Archive for the ‘Dependency Graphs’ Category

PyPi interactive dependency graph

Tuesday, December 31st, 2013

PyPi interactive dependency graph

The graph takes a moment or two to load but is well worth the wait.

Mouse-over for popup labels.

The code is available on GitHub.

I don’t know the use case for displaying all the dependencies (or rather all the identified dependencies) in PyPi.

Or to put it another way, being able to hide some common dependencies by package or even class could prove to be helpful.

Seeing data in its aggregate isn’t as useful as discovering important data in the process of hiding common aggregate data.

Creating a Semantic Graph from Wikipedia

Sunday, June 3rd, 2012

Creating a Semantic Graph from Wikipedia by Ryan Tanner, Trinity University.

Abstract:

With the continued need to organize and automate the use of data, solutions are needed to transform unstructred text into structred information. By treating dependency grammar functions as programming language functions, this process produces \property maps” which connect entities (people, places, events) with snippets of information. These maps are used to construct a semantic graph. By inputting Wikipedia, a large graph of information is produced representing a section of history. The resulting graph allows a user to quickly browse a topic and view the interconnections between entities across history.

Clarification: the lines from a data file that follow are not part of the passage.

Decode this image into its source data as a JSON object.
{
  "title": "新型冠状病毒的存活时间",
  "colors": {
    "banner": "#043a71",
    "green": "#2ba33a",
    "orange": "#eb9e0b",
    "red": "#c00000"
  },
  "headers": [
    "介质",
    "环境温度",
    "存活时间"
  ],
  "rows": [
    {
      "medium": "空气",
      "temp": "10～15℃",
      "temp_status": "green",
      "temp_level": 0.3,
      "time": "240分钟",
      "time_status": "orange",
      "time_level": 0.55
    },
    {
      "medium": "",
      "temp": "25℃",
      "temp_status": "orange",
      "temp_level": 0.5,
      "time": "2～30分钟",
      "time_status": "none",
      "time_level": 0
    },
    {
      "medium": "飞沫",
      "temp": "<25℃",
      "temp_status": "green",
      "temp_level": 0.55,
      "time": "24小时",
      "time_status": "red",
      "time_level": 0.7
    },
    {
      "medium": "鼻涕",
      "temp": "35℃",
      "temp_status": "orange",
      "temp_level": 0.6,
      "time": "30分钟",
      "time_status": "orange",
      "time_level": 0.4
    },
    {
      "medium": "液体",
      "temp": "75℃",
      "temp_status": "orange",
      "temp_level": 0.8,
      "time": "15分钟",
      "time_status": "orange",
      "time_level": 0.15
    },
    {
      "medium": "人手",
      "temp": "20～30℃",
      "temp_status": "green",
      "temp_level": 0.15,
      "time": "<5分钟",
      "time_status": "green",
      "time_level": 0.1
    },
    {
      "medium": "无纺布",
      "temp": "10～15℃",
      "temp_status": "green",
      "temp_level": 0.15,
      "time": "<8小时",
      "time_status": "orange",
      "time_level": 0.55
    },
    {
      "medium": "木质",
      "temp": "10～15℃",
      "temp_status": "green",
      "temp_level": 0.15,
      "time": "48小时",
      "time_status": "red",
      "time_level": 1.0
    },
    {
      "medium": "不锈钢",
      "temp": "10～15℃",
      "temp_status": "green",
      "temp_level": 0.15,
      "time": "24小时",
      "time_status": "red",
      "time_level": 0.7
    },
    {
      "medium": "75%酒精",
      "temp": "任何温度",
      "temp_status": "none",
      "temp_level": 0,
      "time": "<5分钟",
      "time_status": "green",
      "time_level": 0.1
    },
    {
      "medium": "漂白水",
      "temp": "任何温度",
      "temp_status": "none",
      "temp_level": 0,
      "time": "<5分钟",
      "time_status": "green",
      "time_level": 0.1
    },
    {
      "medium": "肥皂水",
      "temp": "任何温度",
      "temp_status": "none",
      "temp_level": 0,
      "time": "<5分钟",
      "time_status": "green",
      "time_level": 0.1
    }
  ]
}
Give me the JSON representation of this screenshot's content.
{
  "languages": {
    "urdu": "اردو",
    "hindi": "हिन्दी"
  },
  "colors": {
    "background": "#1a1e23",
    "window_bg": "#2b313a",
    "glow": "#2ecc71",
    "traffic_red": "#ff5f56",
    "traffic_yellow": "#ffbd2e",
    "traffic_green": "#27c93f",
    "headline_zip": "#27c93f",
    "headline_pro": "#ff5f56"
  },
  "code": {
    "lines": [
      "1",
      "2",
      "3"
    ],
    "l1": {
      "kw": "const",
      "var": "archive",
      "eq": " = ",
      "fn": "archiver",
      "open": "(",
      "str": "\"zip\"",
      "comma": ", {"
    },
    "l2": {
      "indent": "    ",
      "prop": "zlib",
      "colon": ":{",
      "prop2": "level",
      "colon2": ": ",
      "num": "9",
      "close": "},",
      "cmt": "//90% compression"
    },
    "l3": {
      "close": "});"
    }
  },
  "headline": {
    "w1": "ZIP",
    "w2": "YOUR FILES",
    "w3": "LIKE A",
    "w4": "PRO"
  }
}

Of particular interest is Ryan’s approach to the problem:

Most approaches to this problem rely on extracting as much information as possible from a given input. My approach comes at the problem from the opposite direction and tries to extract a little bit of information very quickly but over an extremely large input set. My hypothesis is that by doing so a large collection of texts can be quickly processed while still yielding useful output.

A refreshing change from semantic orthodoxy that has a happy result.

Printing the thesis now for a close read.

(Source: Jack Park)

Visual Studio Toolbox: Dependency Graphs

Friday, March 9th, 2012

Visual Studio Toolbox: Dependency Graphs by Robert Green.

From the description:

In this episode, Cameron Skinner joins us to talk about the enhanced dependency graphs in Visual Studio 11. Dependency graphs represent your application structures as nodes and the relationships in your application as links. Cameron shows us how these graphs help you better understand your software so you can most efficiently enhance and maintain it.

I don’t have Visual Studio 11 so I will have to rely the comments of others about it.

However, it does sound quite useful.

I mention it here because I wonder what it would be like to have a dependency graph across applications. Say to show the libraries or methods that you used across different applications. Could be very useful when a bug is found in a library to quickly isolate all the applications where that library was used. Yes? (Or even methods.)